Moreover, in certain conditions, even the most benign waters can become exposed and treacherous. Then all it takes is a sudden punch of wind, a wrong move or a tidal rip for disaster to strike.
There’s no better place to contemplate the raw power of the Southern Ocean at work than Reef Point, in Coffin Bay NP’s south-west. Here a clutch of headlands and reefs faces the incoming barrage.
As darkness closes in, the masthead light of a small fishing boat appears out to sea. With a storm front approaching, its crew is heading north, hoping to make the safe haven of Coffin Bay. Its light keeps swaying with the toss of the swell until it finally disappears up the coast, hidden in a relentless haze of waves and spray.
The Eyre Peninsula has a history built on wild seas, shipwrecks and seafood, and its ocean-faring folk will regale you with stories of all when you visit. Just be sure your belly can stomach the ride.
Surrounded by golden sand, red rocks, pulsing ocean and all the wildlife within, Camel Beach House is an off-grid, 102ha wilderness property located at the southern end of a spectacular coastal area known as the Chain of Bays (Venus Bay to Streaky Bay) on the Eyre Peninsula.
Have a penchant for oysters? Then make Coffin Bay your preferred lunchtime spot. Try an oyster farm tour before sitting down to a serve at one of the oceanfront seafood restaurants, including Oyster Bar, Oyster HQ and Coffin Bay Yacht Club.
Enjoy the rich granite hues and sandy
beaches of the northern tip of Lincoln NP on this 4.9km walk from Fisherman Point to Cape Donington. The trail offers panoramic views of Port Lincoln, Boston Bay and the off-
shore islands and takes in Donington
Cottage, built about 1899, and Cape

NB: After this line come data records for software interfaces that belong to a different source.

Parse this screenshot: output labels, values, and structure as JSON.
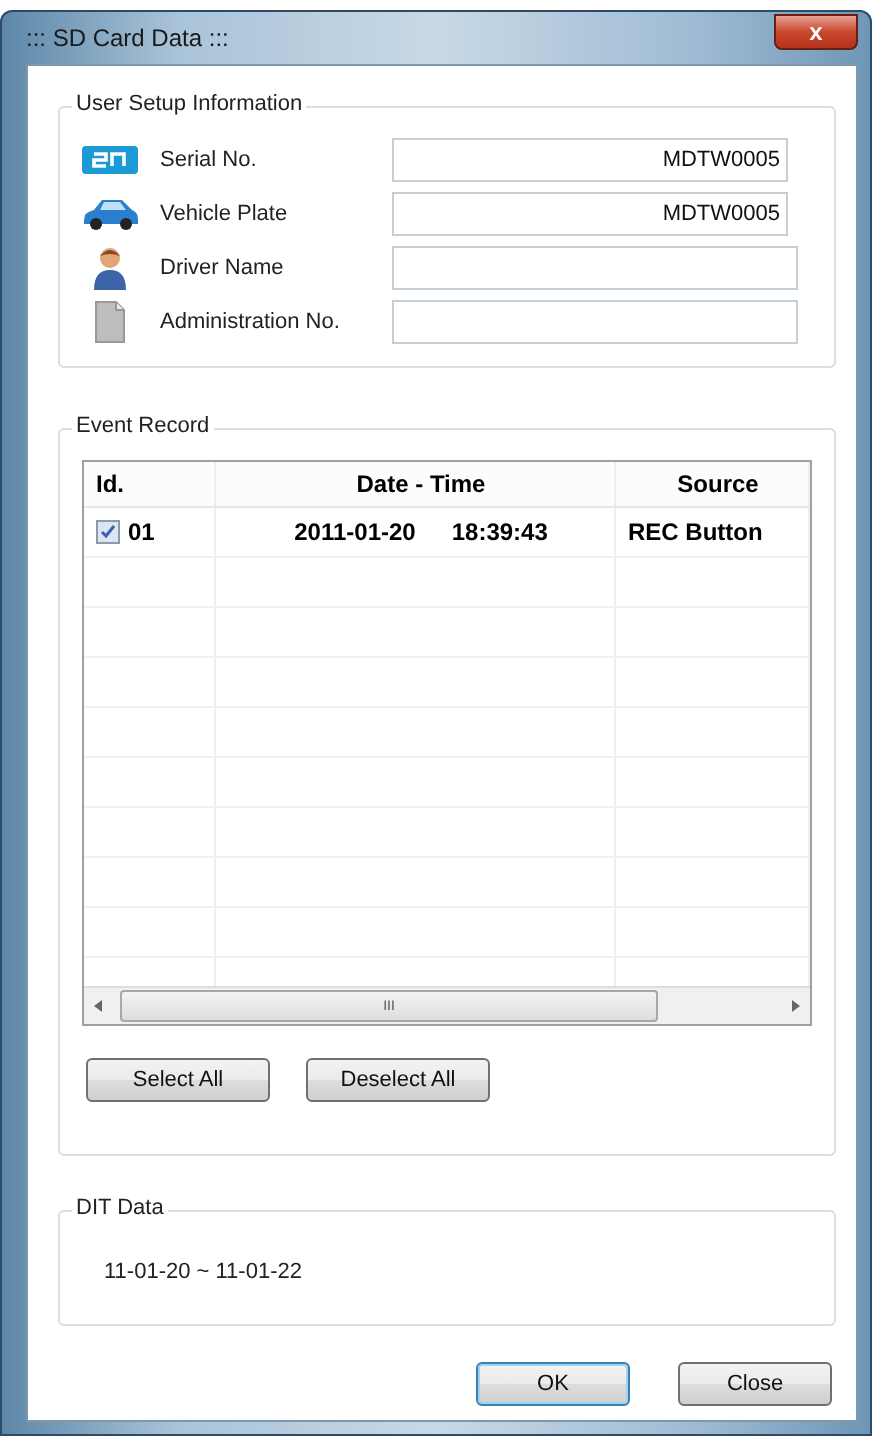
{
  "window": {
    "title": "::: SD Card Data :::",
    "close_glyph": "x"
  },
  "user_setup": {
    "title": "User Setup Information",
    "fields": [
      {
        "kind": "serial",
        "label": "Serial No.",
        "value": "MDTW0005"
      },
      {
        "kind": "vehicle",
        "label": "Vehicle Plate",
        "value": "MDTW0005"
      },
      {
        "kind": "driver",
        "label": "Driver Name"
      },
      {
        "kind": "document",
        "label": "Administration No."
      }
    ]
  },
  "event_record": {
    "title": "Event Record",
    "columns": [
      "Id.",
      "Date - Time",
      "Source"
    ],
    "rows": [
      {
        "id": "01",
        "date": "2011-01-20",
        "time": "18:39:43",
        "source": "REC Button",
        "checked": true
      }
    ],
    "scroll_thumb": "III",
    "buttons": [
      "Select All",
      "Deselect All"
    ]
  },
  "dit_data": {
    "title": "DIT Data",
    "range": "11-01-20 ~ 11-01-22"
  },
  "buttons": [
    {
      "label": "OK",
      "default": true
    },
    {
      "label": "Close",
      "default": false
    }
  ]
}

Experience the untouched and remote beauty of the Eyre Peninsula. From spectacular coastal landscapes to the wildly beautiful outback, and the wildlife that calls them home, you’ll revel in the diversity of this genuine ocean-to-outback tour.